● THE PROBLEM
The lines to find are those in the entries that hold the word "curve"; copy every one of them.

● RECORDS SHOWN
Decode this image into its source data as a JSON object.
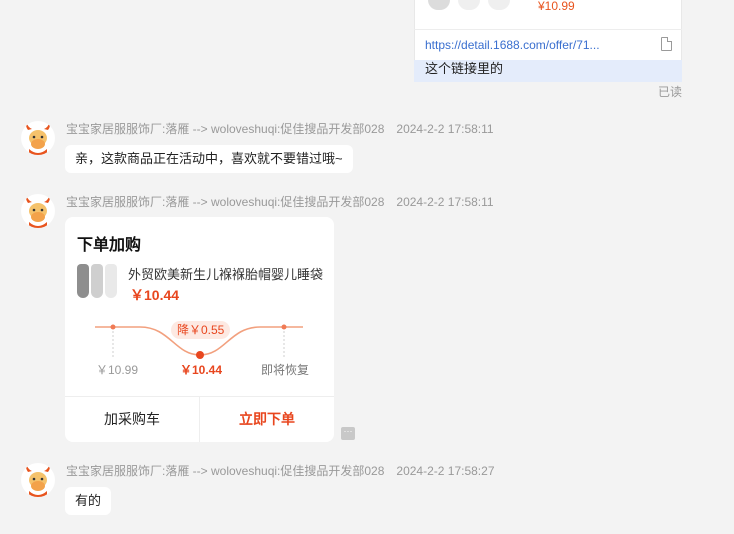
{
  "top_message": {
    "price": "¥10.99",
    "link": "https://detail.1688.com/offer/71...",
    "text": "这个链接里的",
    "status": "已读"
  },
  "messages": [
    {
      "sender": "宝宝家居服服饰厂:落雁 --> woloveshuqi:促佳搜品开发部028",
      "time": "2024-2-2 17:58:11",
      "text": "亲，这款商品正在活动中，喜欢就不要错过哦~"
    },
    {
      "sender": "宝宝家居服服饰厂:落雁 --> woloveshuqi:促佳搜品开发部028",
      "time": "2024-2-2 17:58:11"
    },
    {
      "sender": "宝宝家居服服饰厂:落雁 --> woloveshuqi:促佳搜品开发部028",
      "time": "2024-2-2 17:58:27",
      "text": "有的"
    }
  ],
  "order_card": {
    "title": "下单加购",
    "product_name": "外贸欧美新生儿褓褓胎帽婴儿睡袋",
    "price": "￥10.44",
    "drop_badge": "降￥0.55",
    "old_price": "￥10.99",
    "current_price": "￥10.44",
    "restore_label": "即将恢复",
    "add_cart": "加采购车",
    "buy_now": "立即下单"
  },
  "icons": {
    "avatar": "cow-avatar-icon",
    "doc": "document-icon",
    "more": "more-dots-icon"
  },
  "colors": {
    "accent": "#e8461e",
    "link": "#3a6fcf",
    "outgoing_bubble": "#e4ecfb"
  }
}
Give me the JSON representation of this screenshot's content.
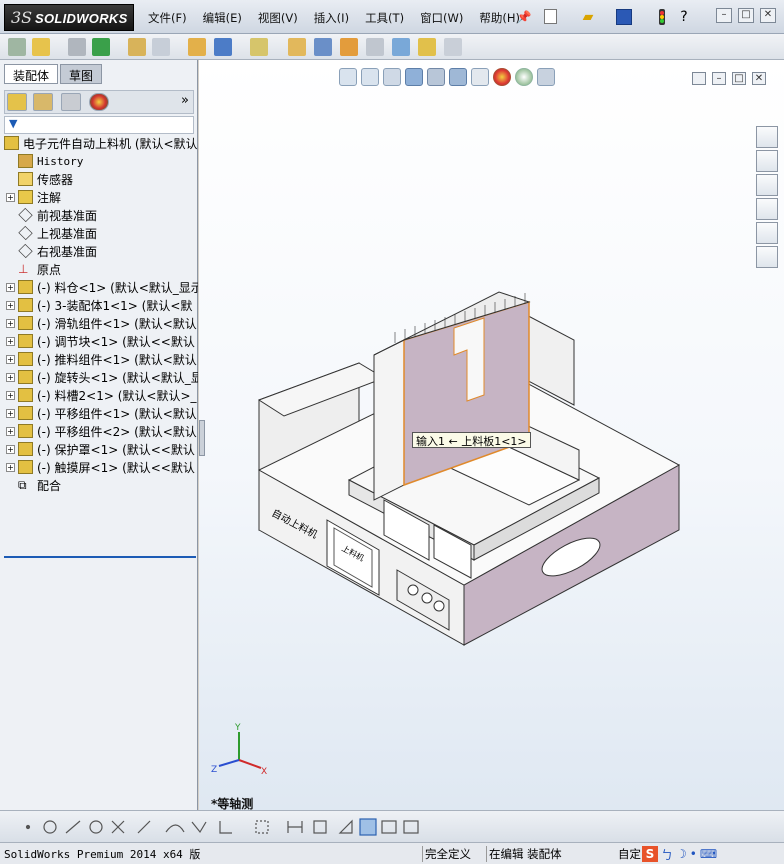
{
  "app": {
    "logo_ds": "3S",
    "logo_text": "SOLIDWORKS"
  },
  "menu": {
    "items": [
      "文件(F)",
      "编辑(E)",
      "视图(V)",
      "插入(I)",
      "工具(T)",
      "窗口(W)",
      "帮助(H)"
    ]
  },
  "left_panel": {
    "tabs": [
      "装配体",
      "草图"
    ],
    "tree": {
      "root": "电子元件自动上料机  (默认<默认",
      "items": [
        {
          "label": "History",
          "icon": "history-icon",
          "mono": true
        },
        {
          "label": "传感器",
          "icon": "sensor-icon"
        },
        {
          "label": "注解",
          "icon": "annotation-icon",
          "expander": true
        },
        {
          "label": "前视基准面",
          "icon": "plane-icon"
        },
        {
          "label": "上视基准面",
          "icon": "plane-icon"
        },
        {
          "label": "右视基准面",
          "icon": "plane-icon"
        },
        {
          "label": "原点",
          "icon": "origin-icon"
        },
        {
          "label": "(-) 料仓<1> (默认<默认_显示",
          "icon": "assembly-icon",
          "expander": true
        },
        {
          "label": "(-) 3-装配体1<1> (默认<默",
          "icon": "assembly-icon",
          "expander": true
        },
        {
          "label": "(-) 滑轨组件<1> (默认<默认",
          "icon": "assembly-icon",
          "expander": true
        },
        {
          "label": "(-) 调节块<1> (默认<<默认",
          "icon": "assembly-icon",
          "expander": true
        },
        {
          "label": "(-) 推料组件<1> (默认<默认",
          "icon": "assembly-icon",
          "expander": true
        },
        {
          "label": "(-) 旋转头<1> (默认<默认_显",
          "icon": "assembly-icon",
          "expander": true
        },
        {
          "label": "(-) 料槽2<1> (默认<默认>_",
          "icon": "assembly-icon",
          "expander": true
        },
        {
          "label": "(-) 平移组件<1> (默认<默认",
          "icon": "assembly-icon",
          "expander": true
        },
        {
          "label": "(-) 平移组件<2> (默认<默认",
          "icon": "assembly-icon",
          "expander": true
        },
        {
          "label": "(-) 保护罩<1> (默认<<默认",
          "icon": "assembly-icon",
          "expander": true
        },
        {
          "label": "(-) 触摸屏<1> (默认<<默认",
          "icon": "assembly-icon",
          "expander": true
        },
        {
          "label": "配合",
          "icon": "mates-icon"
        }
      ]
    }
  },
  "graphics": {
    "view_label": "*等轴测",
    "callout": "输入1 ← 上料板1<1>",
    "panel_label_1": "自动上料机",
    "panel_label_2": "上料机"
  },
  "status": {
    "left": "SolidWorks Premium 2014 x64 版",
    "definition": "完全定义",
    "editing": "在编辑 装配体",
    "custom": "自定"
  },
  "colors": {
    "accent": "#1c5bb5",
    "selection": "#c6b4c4",
    "highlight": "#e08a2c"
  }
}
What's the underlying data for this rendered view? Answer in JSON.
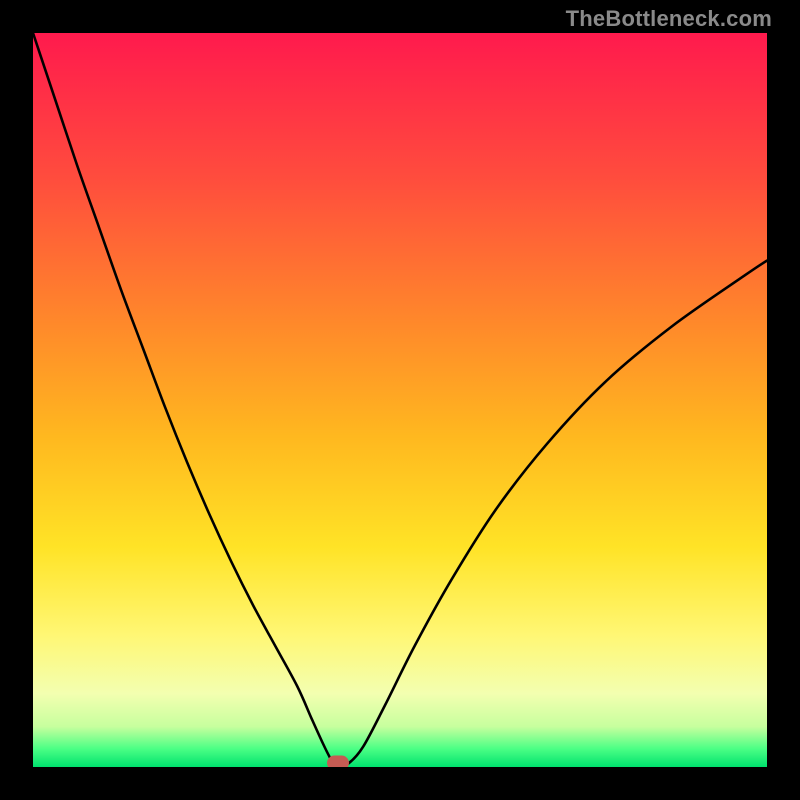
{
  "watermark": "TheBottleneck.com",
  "colors": {
    "frame": "#000000",
    "curve": "#000000",
    "marker": "#c55b53",
    "gradient_stops": [
      {
        "pos": 0.0,
        "color": "#ff1a4d"
      },
      {
        "pos": 0.2,
        "color": "#ff4d3d"
      },
      {
        "pos": 0.4,
        "color": "#ff8a2a"
      },
      {
        "pos": 0.55,
        "color": "#ffb81f"
      },
      {
        "pos": 0.7,
        "color": "#ffe326"
      },
      {
        "pos": 0.82,
        "color": "#fff774"
      },
      {
        "pos": 0.9,
        "color": "#f3ffb0"
      },
      {
        "pos": 0.945,
        "color": "#c7ff9e"
      },
      {
        "pos": 0.975,
        "color": "#4cff85"
      },
      {
        "pos": 1.0,
        "color": "#00e26e"
      }
    ]
  },
  "chart_data": {
    "type": "line",
    "title": "",
    "xlabel": "",
    "ylabel": "",
    "xlim": [
      0,
      100
    ],
    "ylim": [
      0,
      100
    ],
    "series": [
      {
        "name": "bottleneck-curve",
        "x": [
          0,
          3,
          6,
          9,
          12,
          15,
          18,
          21,
          24,
          27,
          30,
          33,
          36,
          38,
          39.5,
          40.5,
          41,
          42,
          43,
          45,
          48,
          52,
          57,
          63,
          70,
          78,
          87,
          97,
          100
        ],
        "y": [
          100,
          91,
          82,
          73.5,
          65,
          57,
          49,
          41.5,
          34.5,
          28,
          22,
          16.5,
          11,
          6.5,
          3.2,
          1.2,
          0.5,
          0.5,
          0.5,
          2.8,
          8.5,
          16.5,
          25.5,
          35,
          44,
          52.5,
          60,
          67,
          69
        ]
      }
    ],
    "annotations": [
      {
        "name": "optimal-point",
        "x": 41.5,
        "y": 0.5
      }
    ],
    "legend": false,
    "grid": false
  }
}
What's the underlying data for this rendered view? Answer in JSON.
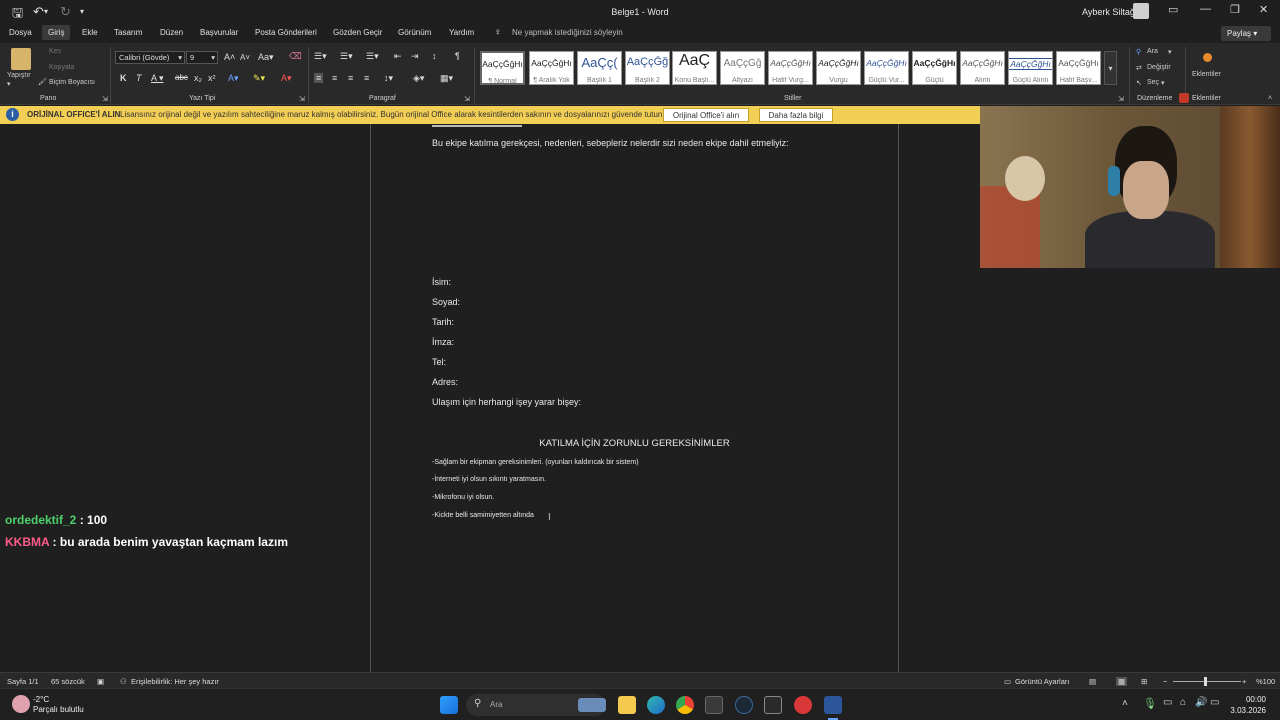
{
  "titlebar": {
    "doc_title": "Belge1 - Word",
    "user_name": "Ayberk Siltağ"
  },
  "ribbon_tabs": [
    "Dosya",
    "Giriş",
    "Ekle",
    "Tasarım",
    "Düzen",
    "Başvurular",
    "Posta Gönderileri",
    "Gözden Geçir",
    "Görünüm",
    "Yardım"
  ],
  "tell_me": "Ne yapmak istediğinizi söyleyin",
  "share": "Paylaş",
  "clipboard": {
    "paste": "Yapıştır",
    "cut": "Kes",
    "copy": "Kopyala",
    "format_painter": "Biçim Boyacısı",
    "label": "Pano"
  },
  "font": {
    "family": "Calibri (Gövde)",
    "size": "9",
    "label": "Yazı Tipi"
  },
  "paragraph": {
    "label": "Paragraf"
  },
  "styles": {
    "label": "Stiller",
    "items": [
      {
        "preview": "AaÇçĞğHı",
        "name": "¶ Normal"
      },
      {
        "preview": "AaÇçĞğHı",
        "name": "¶ Aralık Yok"
      },
      {
        "preview": "AaÇç(",
        "name": "Başlık 1"
      },
      {
        "preview": "AaÇçĞğ",
        "name": "Başlık 2"
      },
      {
        "preview": "AaÇ",
        "name": "Konu Başlı..."
      },
      {
        "preview": "AaÇçĞğ",
        "name": "Altyazı"
      },
      {
        "preview": "AaÇçĞğHı",
        "name": "Hafif Vurg..."
      },
      {
        "preview": "AaÇçĞğHı",
        "name": "Vurgu"
      },
      {
        "preview": "AaÇçĞğHı",
        "name": "Güçlü Vur..."
      },
      {
        "preview": "AaÇçĞğHı",
        "name": "Güçlü"
      },
      {
        "preview": "AaÇçĞğHı",
        "name": "Alıntı"
      },
      {
        "preview": "AaÇçĞğHı",
        "name": "Güçlü Alıntı"
      },
      {
        "preview": "AaÇçĞğHı",
        "name": "Hafif Başv..."
      }
    ]
  },
  "editing": {
    "find": "Ara",
    "replace": "Değiştir",
    "select": "Seç",
    "label": "Düzenleme"
  },
  "addins": {
    "label": "Eklentiler",
    "label2": "Eklentiler"
  },
  "infobar": {
    "title": "ORİJİNAL OFFICE'İ ALIN",
    "message": "Lisansınız orijinal değil ve yazılım sahteciliğine maruz kalmış olabilirsiniz. Bugün orijinal Office alarak kesintilerden sakının ve dosyalarınızı güvende tutun.",
    "btn_get": "Orijinal Office'i alın",
    "btn_more": "Daha fazla bilgi"
  },
  "document": {
    "question": "Bu ekipe katılma gerekçesi, nedenleri, sebepleriz nelerdir sizi neden ekipe dahil etmeliyiz:",
    "fields": [
      "İsim:",
      "Soyad:",
      "Tarih:",
      "İmza:",
      "Tel:",
      "Adres:"
    ],
    "contact": "Ulaşım için herhangi işey yarar bişey:",
    "heading": "KATILMA İÇİN ZORUNLU GEREKSİNİMLER",
    "req1": "-Sağlam bir ekipman gereksinimleri. (oyunları kaldırıcak bir sistem)",
    "req2": "-İnterneti iyi olsun sıkıntı yaratmasın.",
    "req3": "-Mikrofonu iyi olsun.",
    "req4": "-Kickte belli samimiyetten altında"
  },
  "chat": [
    {
      "user": "ordedektif_2",
      "text": " : 100"
    },
    {
      "user": "KKBMA",
      "text": " : bu arada benim yavaştan kaçmam lazım"
    }
  ],
  "statusbar": {
    "page": "Sayfa 1/1",
    "words": "65 sözcük",
    "accessibility": "Erişilebilirlik: Her şey hazır",
    "display_settings": "Görüntü Ayarları",
    "zoom": "%100"
  },
  "taskbar": {
    "weather_temp": "-2°C",
    "weather_desc": "Parçalı bulutlu",
    "search": "Ara",
    "time": "00:00",
    "date": "3.03.2026"
  }
}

● WRITTEN SOLUTION
    "curve": "#000000",
        "name": "bottleneck-curve",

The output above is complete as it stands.